-- What you have to do --
Set down each of the records below exactly as it reads. No pictures go into the copy.

===== Excerpted records =====

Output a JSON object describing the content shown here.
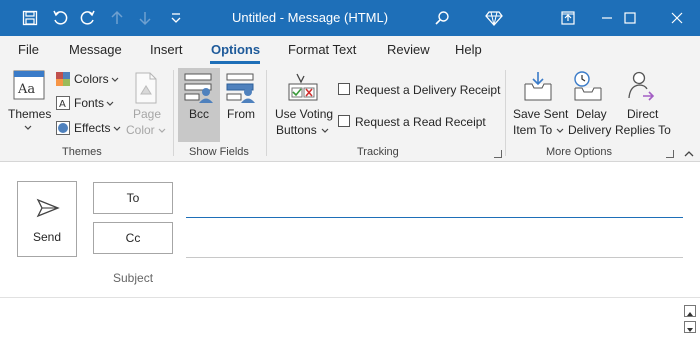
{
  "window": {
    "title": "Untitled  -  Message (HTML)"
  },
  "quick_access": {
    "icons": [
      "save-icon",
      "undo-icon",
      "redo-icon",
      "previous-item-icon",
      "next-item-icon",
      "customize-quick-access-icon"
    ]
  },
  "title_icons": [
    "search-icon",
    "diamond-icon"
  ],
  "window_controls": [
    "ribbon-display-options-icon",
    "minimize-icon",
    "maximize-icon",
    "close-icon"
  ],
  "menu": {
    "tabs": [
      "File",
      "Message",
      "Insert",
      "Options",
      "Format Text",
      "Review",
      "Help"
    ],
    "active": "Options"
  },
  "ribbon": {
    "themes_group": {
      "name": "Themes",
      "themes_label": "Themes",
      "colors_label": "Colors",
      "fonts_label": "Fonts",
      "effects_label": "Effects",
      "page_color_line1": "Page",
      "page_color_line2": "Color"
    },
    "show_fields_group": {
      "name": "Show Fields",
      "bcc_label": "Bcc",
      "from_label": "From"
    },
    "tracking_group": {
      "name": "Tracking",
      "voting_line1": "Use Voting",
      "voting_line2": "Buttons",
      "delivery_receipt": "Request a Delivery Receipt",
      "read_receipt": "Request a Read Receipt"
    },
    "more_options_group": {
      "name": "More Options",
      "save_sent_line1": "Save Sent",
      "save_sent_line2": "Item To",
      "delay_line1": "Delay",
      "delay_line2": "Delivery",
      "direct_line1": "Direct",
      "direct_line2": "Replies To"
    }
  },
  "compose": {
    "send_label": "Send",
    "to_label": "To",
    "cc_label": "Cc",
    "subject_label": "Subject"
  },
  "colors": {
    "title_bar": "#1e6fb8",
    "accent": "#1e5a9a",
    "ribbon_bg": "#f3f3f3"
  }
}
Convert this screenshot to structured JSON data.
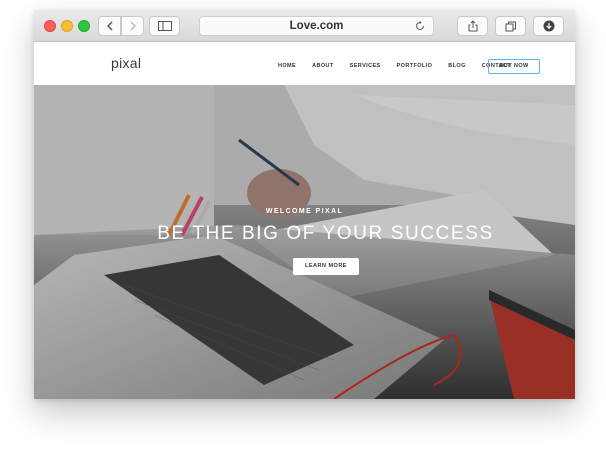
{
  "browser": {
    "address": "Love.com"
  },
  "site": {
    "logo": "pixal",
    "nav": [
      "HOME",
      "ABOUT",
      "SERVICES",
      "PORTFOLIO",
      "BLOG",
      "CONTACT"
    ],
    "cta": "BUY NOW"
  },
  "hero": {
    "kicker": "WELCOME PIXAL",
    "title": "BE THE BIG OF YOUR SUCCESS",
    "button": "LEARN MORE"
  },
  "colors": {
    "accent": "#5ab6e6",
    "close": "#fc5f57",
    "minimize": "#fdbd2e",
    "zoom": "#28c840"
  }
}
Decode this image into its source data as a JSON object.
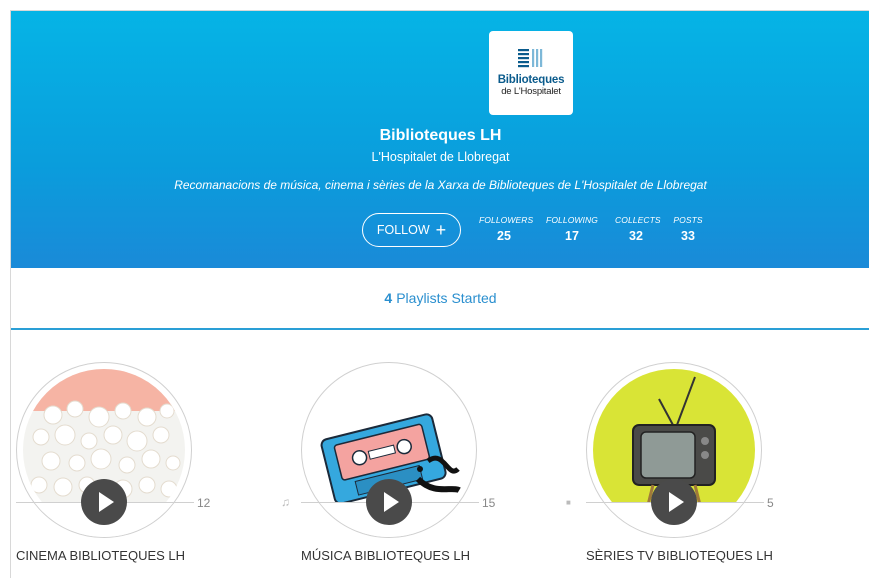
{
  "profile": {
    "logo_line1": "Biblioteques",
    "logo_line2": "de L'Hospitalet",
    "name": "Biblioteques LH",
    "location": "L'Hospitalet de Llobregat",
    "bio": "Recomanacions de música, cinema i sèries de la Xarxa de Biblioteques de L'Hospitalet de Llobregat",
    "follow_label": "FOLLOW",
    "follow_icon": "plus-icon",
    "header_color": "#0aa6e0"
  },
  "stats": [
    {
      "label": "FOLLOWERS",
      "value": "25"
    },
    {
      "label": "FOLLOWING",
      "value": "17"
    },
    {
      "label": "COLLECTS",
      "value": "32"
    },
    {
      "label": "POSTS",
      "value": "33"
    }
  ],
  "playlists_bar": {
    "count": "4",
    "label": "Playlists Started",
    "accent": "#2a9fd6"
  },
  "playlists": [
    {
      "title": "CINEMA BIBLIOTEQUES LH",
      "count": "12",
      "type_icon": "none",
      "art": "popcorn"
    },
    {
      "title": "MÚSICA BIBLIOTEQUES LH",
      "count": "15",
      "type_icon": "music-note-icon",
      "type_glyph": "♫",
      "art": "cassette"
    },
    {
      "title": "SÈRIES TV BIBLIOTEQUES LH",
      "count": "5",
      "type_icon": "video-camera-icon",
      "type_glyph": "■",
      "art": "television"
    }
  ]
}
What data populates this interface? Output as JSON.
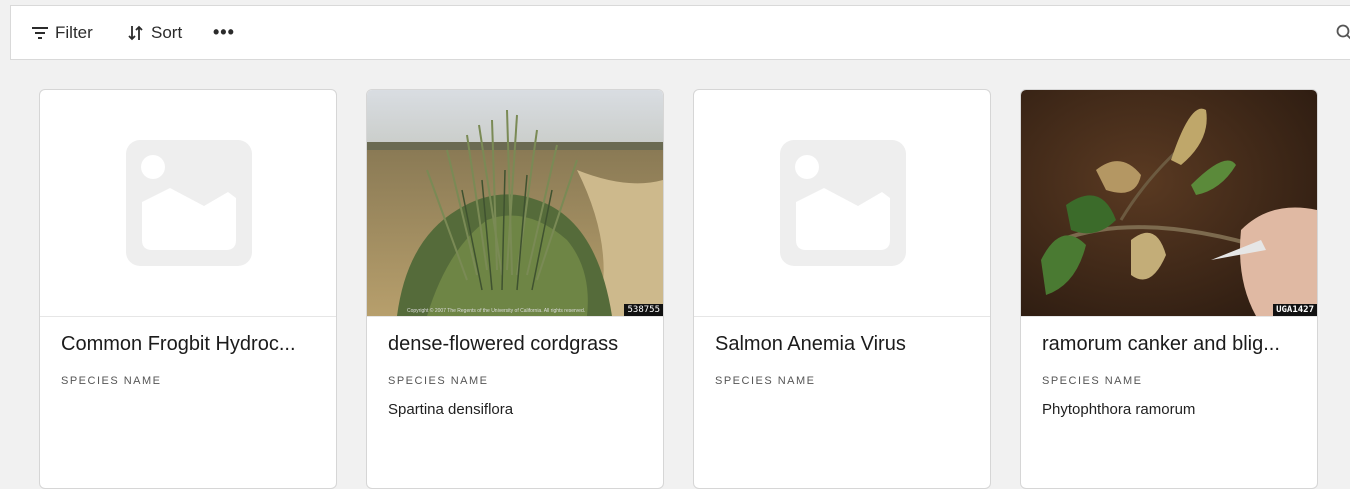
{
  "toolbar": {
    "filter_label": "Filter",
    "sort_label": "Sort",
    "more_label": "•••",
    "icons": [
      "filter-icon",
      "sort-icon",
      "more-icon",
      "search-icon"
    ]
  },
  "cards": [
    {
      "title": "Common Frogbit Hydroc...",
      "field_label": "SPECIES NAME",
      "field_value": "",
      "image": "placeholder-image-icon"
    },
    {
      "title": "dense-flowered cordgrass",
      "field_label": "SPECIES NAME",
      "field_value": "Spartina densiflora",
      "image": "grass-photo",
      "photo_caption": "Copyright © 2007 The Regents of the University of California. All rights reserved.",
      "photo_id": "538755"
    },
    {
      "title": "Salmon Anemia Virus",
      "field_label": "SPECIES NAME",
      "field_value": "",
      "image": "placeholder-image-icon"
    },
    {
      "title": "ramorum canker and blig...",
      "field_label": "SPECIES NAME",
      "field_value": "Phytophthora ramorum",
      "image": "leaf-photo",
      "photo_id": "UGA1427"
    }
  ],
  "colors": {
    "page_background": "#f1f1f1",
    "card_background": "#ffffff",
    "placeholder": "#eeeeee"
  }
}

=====

-- Result of the exercise --
Output a JSON object describing the content shown here.
{
  "window": {
    "title": "Untitled  -  Message (HTML)"
  },
  "quick_access": {
    "icons": [
      "save-icon",
      "undo-icon",
      "redo-icon",
      "previous-item-icon",
      "next-item-icon",
      "customize-quick-access-icon"
    ]
  },
  "title_icons": [
    "search-icon",
    "diamond-icon"
  ],
  "window_controls": [
    "ribbon-display-options-icon",
    "minimize-icon",
    "maximize-icon",
    "close-icon"
  ],
  "menu": {
    "tabs": [
      "File",
      "Message",
      "Insert",
      "Options",
      "Format Text",
      "Review",
      "Help"
    ],
    "active": "Options"
  },
  "ribbon": {
    "themes_group": {
      "name": "Themes",
      "themes_label": "Themes",
      "colors_label": "Colors",
      "fonts_label": "Fonts",
      "effects_label": "Effects",
      "page_color_line1": "Page",
      "page_color_line2": "Color"
    },
    "show_fields_group": {
      "name": "Show Fields",
      "bcc_label": "Bcc",
      "from_label": "From"
    },
    "tracking_group": {
      "name": "Tracking",
      "voting_line1": "Use Voting",
      "voting_line2": "Buttons",
      "delivery_receipt": "Request a Delivery Receipt",
      "read_receipt": "Request a Read Receipt"
    },
    "more_options_group": {
      "name": "More Options",
      "save_sent_line1": "Save Sent",
      "save_sent_line2": "Item To",
      "delay_line1": "Delay",
      "delay_line2": "Delivery",
      "direct_line1": "Direct",
      "direct_line2": "Replies To"
    }
  },
  "compose": {
    "send_label": "Send",
    "to_label": "To",
    "cc_label": "Cc",
    "subject_label": "Subject"
  },
  "colors": {
    "title_bar": "#1e6fb8",
    "accent": "#1e5a9a",
    "ribbon_bg": "#f3f3f3"
  }
}
Convert this screenshot to structured JSON data.
{
  "browser": {
    "address": "Love.com"
  },
  "site": {
    "logo": "pixal",
    "nav": [
      "HOME",
      "ABOUT",
      "SERVICES",
      "PORTFOLIO",
      "BLOG",
      "CONTACT"
    ],
    "cta": "BUY NOW"
  },
  "hero": {
    "kicker": "WELCOME PIXAL",
    "title": "BE THE BIG OF YOUR SUCCESS",
    "button": "LEARN MORE"
  },
  "colors": {
    "accent": "#5ab6e6",
    "close": "#fc5f57",
    "minimize": "#fdbd2e",
    "zoom": "#28c840"
  }
}
Decode this image into its source data as a JSON object.
{
  "profile": {
    "logo_line1": "Biblioteques",
    "logo_line2": "de L'Hospitalet",
    "name": "Biblioteques LH",
    "location": "L'Hospitalet de Llobregat",
    "bio": "Recomanacions de música, cinema i sèries de la Xarxa de Biblioteques de L'Hospitalet de Llobregat",
    "follow_label": "FOLLOW",
    "follow_icon": "plus-icon",
    "header_color": "#0aa6e0"
  },
  "stats": [
    {
      "label": "FOLLOWERS",
      "value": "25"
    },
    {
      "label": "FOLLOWING",
      "value": "17"
    },
    {
      "label": "COLLECTS",
      "value": "32"
    },
    {
      "label": "POSTS",
      "value": "33"
    }
  ],
  "playlists_bar": {
    "count": "4",
    "label": "Playlists Started",
    "accent": "#2a9fd6"
  },
  "playlists": [
    {
      "title": "CINEMA BIBLIOTEQUES LH",
      "count": "12",
      "type_icon": "none",
      "art": "popcorn"
    },
    {
      "title": "MÚSICA BIBLIOTEQUES LH",
      "count": "15",
      "type_icon": "music-note-icon",
      "type_glyph": "♫",
      "art": "cassette"
    },
    {
      "title": "SÈRIES TV BIBLIOTEQUES LH",
      "count": "5",
      "type_icon": "video-camera-icon",
      "type_glyph": "■",
      "art": "television"
    }
  ]
}
What data populates this interface? Output as JSON.
{
  "toolbar": {
    "filter_label": "Filter",
    "sort_label": "Sort",
    "more_label": "•••",
    "icons": [
      "filter-icon",
      "sort-icon",
      "more-icon",
      "search-icon"
    ]
  },
  "cards": [
    {
      "title": "Common Frogbit Hydroc...",
      "field_label": "SPECIES NAME",
      "field_value": "",
      "image": "placeholder-image-icon"
    },
    {
      "title": "dense-flowered cordgrass",
      "field_label": "SPECIES NAME",
      "field_value": "Spartina densiflora",
      "image": "grass-photo",
      "photo_caption": "Copyright © 2007 The Regents of the University of California. All rights reserved.",
      "photo_id": "538755"
    },
    {
      "title": "Salmon Anemia Virus",
      "field_label": "SPECIES NAME",
      "field_value": "",
      "image": "placeholder-image-icon"
    },
    {
      "title": "ramorum canker and blig...",
      "field_label": "SPECIES NAME",
      "field_value": "Phytophthora ramorum",
      "image": "leaf-photo",
      "photo_id": "UGA1427"
    }
  ],
  "colors": {
    "page_background": "#f1f1f1",
    "card_background": "#ffffff",
    "placeholder": "#eeeeee"
  }
}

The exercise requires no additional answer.